A little-known system of "forward operating bases" run by the U.S. Border Patrol along the Southwest border with Mexico suffers from a host of “security issues, safety and health concerns, and inadequate living conditions," according to a heavily redacted February 8 audit report released by the inspector general's office of the Department of Homeland Security.
"We identified security issues, such as inoperable security cameras, as well as an ongoing challenge to provide safe drinking water. In addition, we determined that CBP is not performing all required Forward Operating Base inspections or adequately documenting maintenance and repairs."
The outposts in question are described in the report as "permanent facilities established in forward or remote locations to sustain Border Patrol operations.
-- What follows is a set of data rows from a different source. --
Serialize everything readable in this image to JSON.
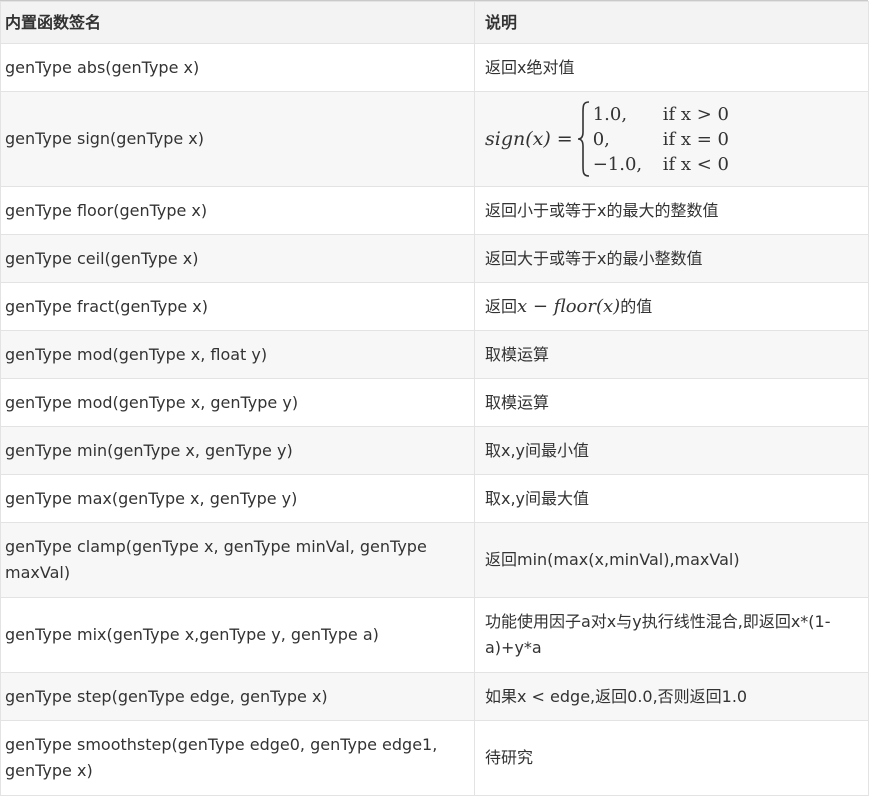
{
  "table": {
    "headers": [
      "内置函数签名",
      "说明"
    ],
    "rows": [
      {
        "sig": "genType abs(genType x)",
        "desc": "返回x绝对值"
      },
      {
        "sig": "genType sign(genType x)",
        "desc_math": {
          "lhs_fn": "sign",
          "lhs_arg": "(x)",
          "eq": "=",
          "cases": [
            {
              "value": "1.0,",
              "cond": "if x > 0"
            },
            {
              "value": "0,",
              "cond": "if x = 0"
            },
            {
              "value": "−1.0,",
              "cond": "if x < 0"
            }
          ]
        }
      },
      {
        "sig": "genType floor(genType x)",
        "desc": "返回小于或等于x的最大的整数值"
      },
      {
        "sig": "genType ceil(genType x)",
        "desc": "返回大于或等于x的最小整数值"
      },
      {
        "sig": "genType fract(genType x)",
        "desc_parts": {
          "pre": "返回",
          "math": "x − floor(x)",
          "post": "的值"
        }
      },
      {
        "sig": "genType mod(genType x, float y)",
        "desc": "取模运算"
      },
      {
        "sig": "genType mod(genType x, genType y)",
        "desc": "取模运算"
      },
      {
        "sig": "genType min(genType x, genType y)",
        "desc": "取x,y间最小值"
      },
      {
        "sig": "genType max(genType x, genType y)",
        "desc": "取x,y间最大值"
      },
      {
        "sig": "genType clamp(genType x, genType minVal, genType maxVal)",
        "desc": "返回min(max(x,minVal),maxVal)"
      },
      {
        "sig": "genType mix(genType x,genType y, genType a)",
        "desc": "功能使用因子a对x与y执行线性混合,即返回x*(1-a)+y*a"
      },
      {
        "sig": "genType step(genType edge, genType x)",
        "desc": "如果x < edge,返回0.0,否则返回1.0"
      },
      {
        "sig": "genType smoothstep(genType edge0, genType edge1, genType x)",
        "desc": "待研究"
      }
    ]
  }
}
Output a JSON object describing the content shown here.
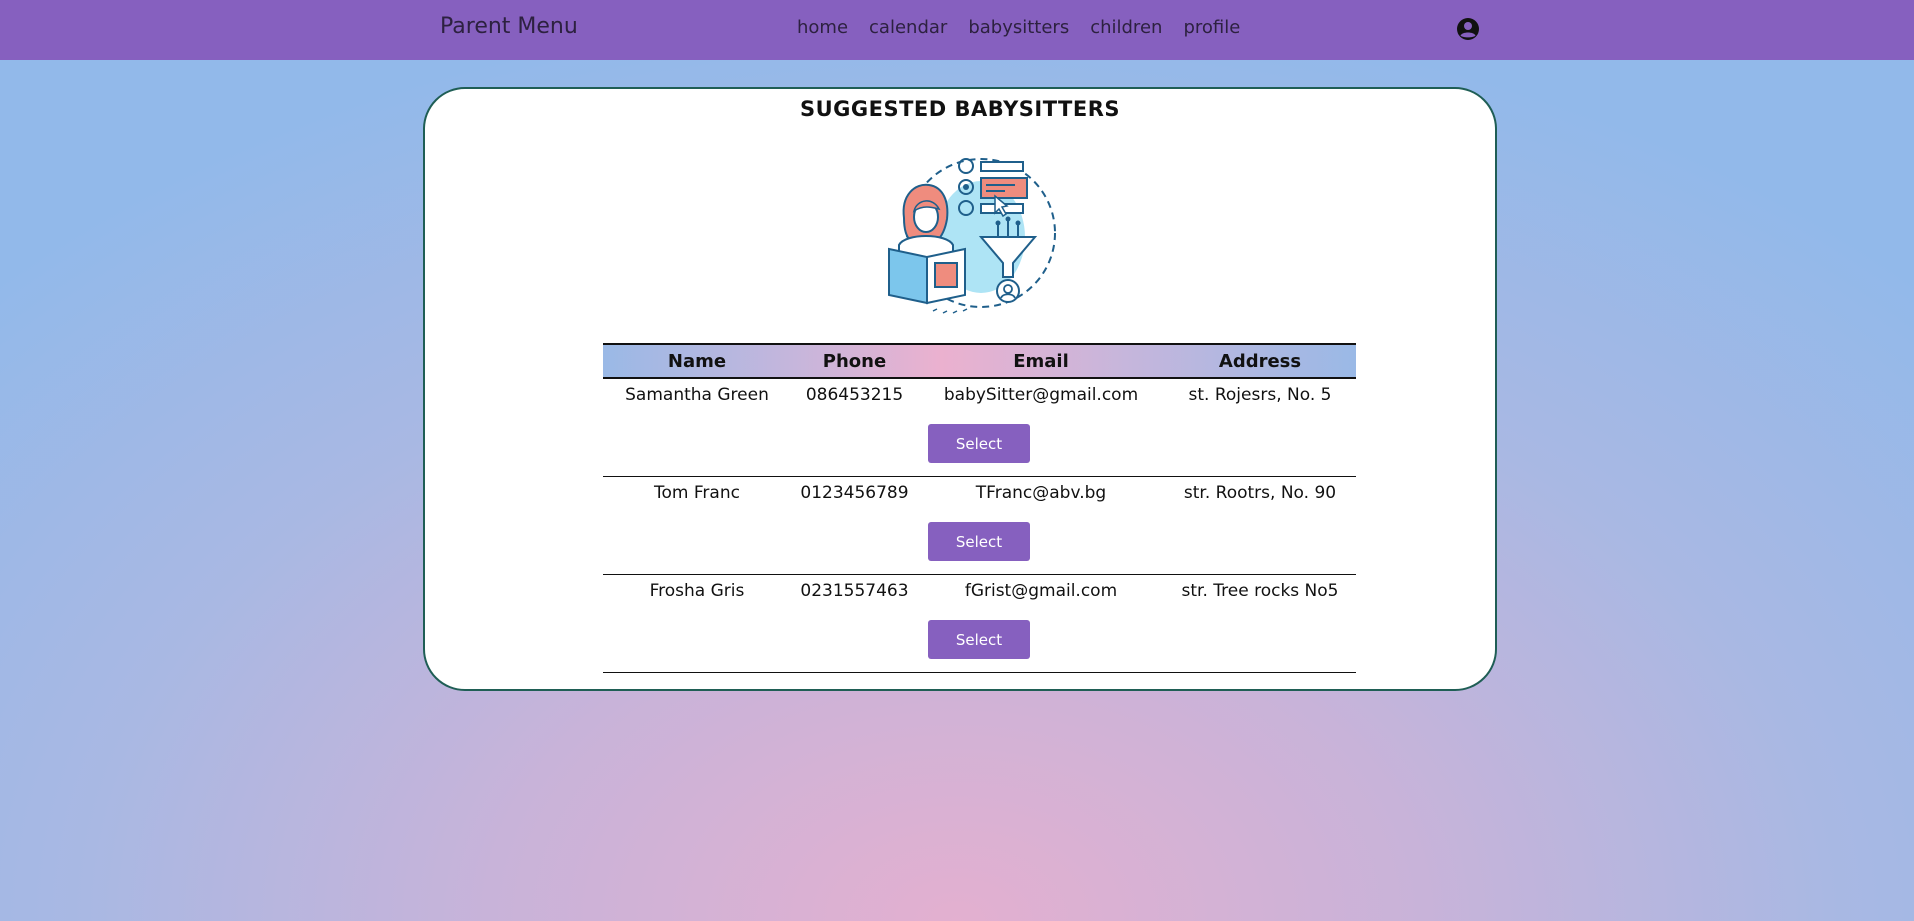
{
  "nav": {
    "brand": "Parent Menu",
    "links": [
      "home",
      "calendar",
      "babysitters",
      "children",
      "profile"
    ],
    "accent_color": "#8660bf",
    "profile_icon": "user-circle-icon"
  },
  "main": {
    "title": "SUGGESTED BABYSITTERS",
    "illustration_icon": "person-reading-filter-illustration",
    "table": {
      "headers": [
        "Name",
        "Phone",
        "Email",
        "Address"
      ],
      "rows": [
        {
          "name": "Samantha Green",
          "phone": "086453215",
          "email": "babySitter@gmail.com",
          "address": "st. Rojesrs, No. 5",
          "button": "Select"
        },
        {
          "name": "Tom Franc",
          "phone": "0123456789",
          "email": "TFranc@abv.bg",
          "address": "str. Rootrs, No. 90",
          "button": "Select"
        },
        {
          "name": "Frosha Gris",
          "phone": "0231557463",
          "email": "fGrist@gmail.com",
          "address": "str. Tree rocks No5",
          "button": "Select"
        }
      ]
    }
  }
}
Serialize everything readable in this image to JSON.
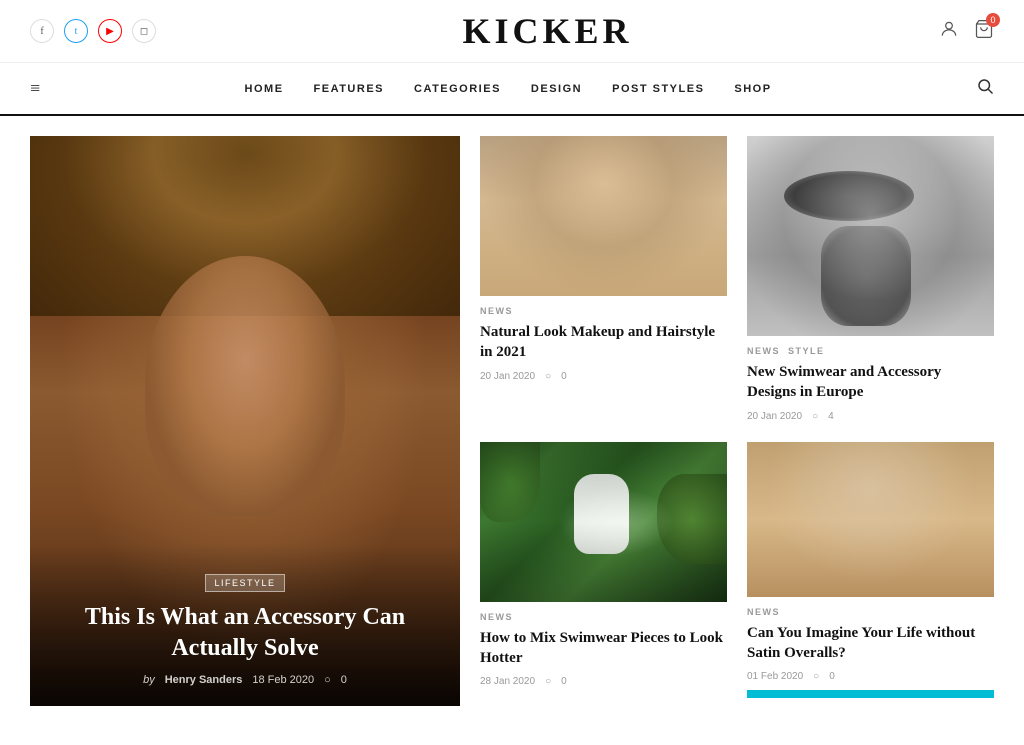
{
  "site": {
    "title": "KICKER"
  },
  "social": {
    "facebook_label": "f",
    "twitter_label": "t",
    "youtube_label": "▶",
    "instagram_label": "◻"
  },
  "cart": {
    "badge": "0"
  },
  "nav": {
    "hamburger": "≡",
    "search_icon": "⌕",
    "links": [
      {
        "label": "HOME",
        "id": "home"
      },
      {
        "label": "FEATURES",
        "id": "features"
      },
      {
        "label": "CATEGORIES",
        "id": "categories"
      },
      {
        "label": "DESIGN",
        "id": "design"
      },
      {
        "label": "POST STYLES",
        "id": "post-styles"
      },
      {
        "label": "SHOP",
        "id": "shop"
      }
    ]
  },
  "featured": {
    "tag": "LIFESTYLE",
    "title": "This Is What an Accessory Can Actually Solve",
    "by": "by",
    "author": "Henry Sanders",
    "date": "18 Feb 2020",
    "comment_icon": "○",
    "comment_count": "0"
  },
  "articles": [
    {
      "id": "article-1",
      "tags": [
        "NEWS"
      ],
      "title": "Natural Look Makeup and Hairstyle in 2021",
      "date": "20 Jan 2020",
      "comment_icon": "○",
      "comment_count": "0",
      "img_type": "blonde-woman"
    },
    {
      "id": "article-2",
      "tags": [
        "NEWS",
        "STYLE"
      ],
      "title": "New Swimwear and Accessory Designs in Europe",
      "date": "20 Jan 2020",
      "comment_icon": "○",
      "comment_count": "4",
      "img_type": "hat-woman"
    },
    {
      "id": "article-3",
      "tags": [
        "NEWS"
      ],
      "title": "How to Mix Swimwear Pieces to Look Hotter",
      "date": "28 Jan 2020",
      "comment_icon": "○",
      "comment_count": "0",
      "img_type": "jungle-woman"
    },
    {
      "id": "article-4",
      "tags": [
        "NEWS"
      ],
      "title": "Can You Imagine Your Life without Satin Overalls?",
      "date": "01 Feb 2020",
      "comment_icon": "○",
      "comment_count": "0",
      "img_type": "satin-woman"
    }
  ],
  "bottom_bar": {
    "color": "#00bcd4"
  }
}
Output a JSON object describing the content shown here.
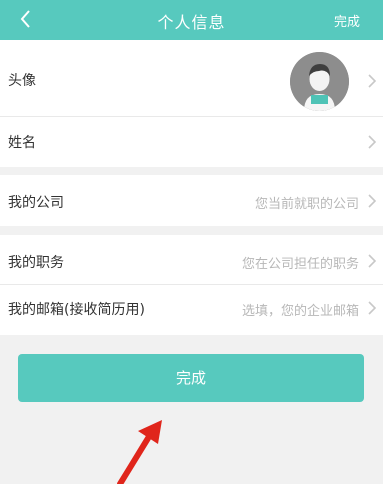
{
  "header": {
    "title": "个人信息",
    "done_label": "完成"
  },
  "rows": {
    "avatar": {
      "label": "头像"
    },
    "name": {
      "label": "姓名"
    },
    "company": {
      "label": "我的公司",
      "placeholder": "您当前就职的公司"
    },
    "position": {
      "label": "我的职务",
      "placeholder": "您在公司担任的职务"
    },
    "email": {
      "label": "我的邮箱(接收简历用)",
      "placeholder": "选填，您的企业邮箱"
    }
  },
  "submit": {
    "label": "完成"
  },
  "colors": {
    "accent": "#57c9be",
    "annotation_arrow": "#e0251b"
  },
  "icons": {
    "back": "chevron-left-icon",
    "row_arrow": "chevron-right-icon",
    "avatar": "default-avatar-icon"
  }
}
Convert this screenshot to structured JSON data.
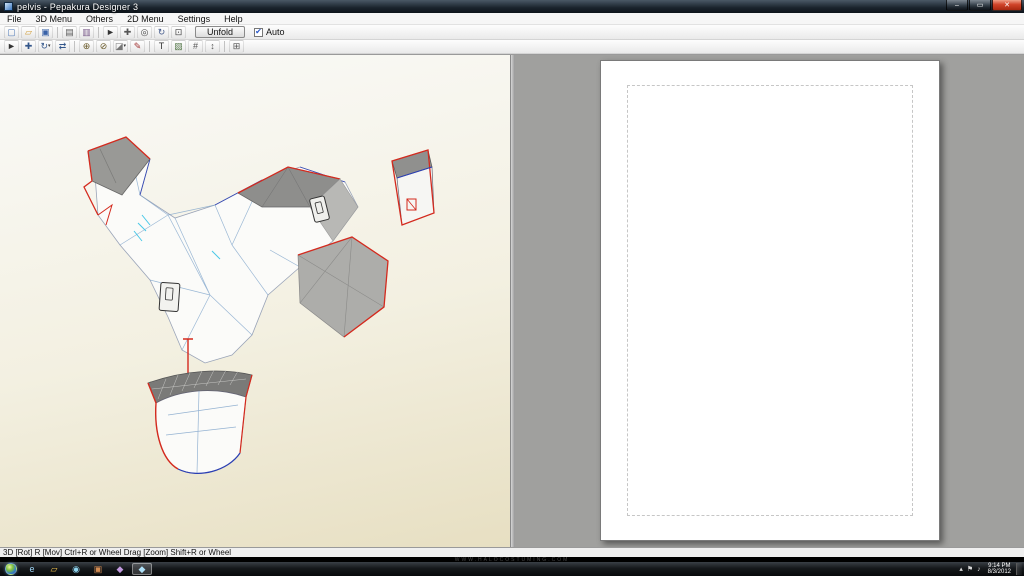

The primary function of these facilities is to give the Border Patrol a tactical advantage by reducing response time to threats or actionable intelligence."
A total of 15 bases are "in various locations including on CBP-owned land, private land, national parks, and a Native American reservation. Eleven [forward bases] are located on the southwest border and four are located on the northern U.S. border.
But, according to the report, "at the time of our review, 3 of 11 [forward bases] on the southwest border were not operational."
The facilities are "staffed by Border Patrol agents on temporary duty assignments from their permanent duty station. Typically, agents are assigned to a [base] for 7 days, during which they reside at the [base] and deploy to their assigned duties, usually working an 8-hour shift each day."
The names of specific locations of the units are redacted in the report, though a response to the audit's findings, by Customs and Border Protection chief accountability officer Sean Mildrew, refers to the San Diego and Yuma sectors as scheduled for computer upgrades beginning this coming December.
Three of the forward bases, near El Centro, Tucson, and Houlton, served as pilot sites for the upgrades in April 2015, the response says.
"Forward Operating Bases are a critical facet of U.S. Border Patrol operations which give the Border Patrol a tactical advantage by providing close support in areas that are remote and otherwise difficult to patrol; reducing the amount of time and fuel required to drive to and from the border area; and providing a sustained enforcement presence and deterrence posture in the border area."
Despite their importance, many of the bases were found to be in bad condition, according to the report.
At one venue, space was said to be unreasonably cramped: "Off-duty agents eat meals next to any off-duty agents exercising. At other bases visited, the exercise equipment was in a room separate from the eating area."
At another, air conditioning was inadequate.
"A Tucson Sector official said the air conditioning units are not built to handle the temperatures for that area; they can handle temperatures in the 90s, but not 100 degrees and above."
Proper sanitary procedures also were an issue.
"One Tucson Sector official informed us [redacted] is cleaned daily because of heavy agent use, but during our April 2015 site visit, we observed unclean areas indoors. We also heard complaints about the facility’s cleanliness from 7 of the 14 Border Patrol agents we interviewed."
In some cases, the bases were found to be less than secure.
"[Redacted] has a manual gate rather than the controlled-access electronic gate stipulated by these standards," says the audit. "Of the 14 employees we interviewed, 10 noted that the manual gate is repeatedly left open. In fact, when we visited in April 2015, the gate was open."
At another unidentified forward base, "well water is not safe, making the task of supplying water to the [base] more challenging. According to one Tucson Sector official, CBP currently pays a contractor about $2,000 per week to deliver water via truck to the [base]."
Just getting to one remote station, the audit says, "is treacherous because the primary access road to the [base] is unsafe and deteriorating. Large portions of the road have washed away completely; other parts are impassible because of craters in the road."
Video surveillance cameras were also discovered to be problematic.
"For example, a [closed-circuit TV] camera at [redacted] broke in August 2014 after a Border Patrol agent backed his car into the pole it was mounted on. A work order was submitted that same month, but as of the time of our April 2015 site visit, the camera had not been repaired."
At another forward base, "all but two security cameras have been inoperable since August 2014, when they were struck by lightning.'
In another case, "recordings are stored on a network video recorder rather than a digital video recorder. CBP intends to upgrade the camera recording system and install a new digital video recorder by the third quarter of FY 2016."
Says the audit, "Because of their proximity to the U.S.-Mexico border, it is essential that [forward bases] are equipped with proper, functioning surveillance equipment to maintain awareness and monitor the [base] grounds and perimeter."
Adds the report, "Locks, guard patrols, fixed guard posts, alarms, [closed circuit television] or a combination of these must protect the gates. In these remote border areas, adequate physical perimeter protection is integral to the security of the facility and its occupants."
One forward base was found in such poor condition that the report suggests it may have to be closed. Customs and Border Patrol officials said they planned to repair cameras and fix fences and gates by September of this year.
The auditors also called for more amenities for those serving in the remote stations.
"During our interviews of Border Patrol personnel, agents expressed the need for cell phone coverage and access to the internet for personal use. These agents said that providing cell phone boosters or internet connectivity at the [forward bases] would improve their morale by allowing them to communicate with friends and family when off duty."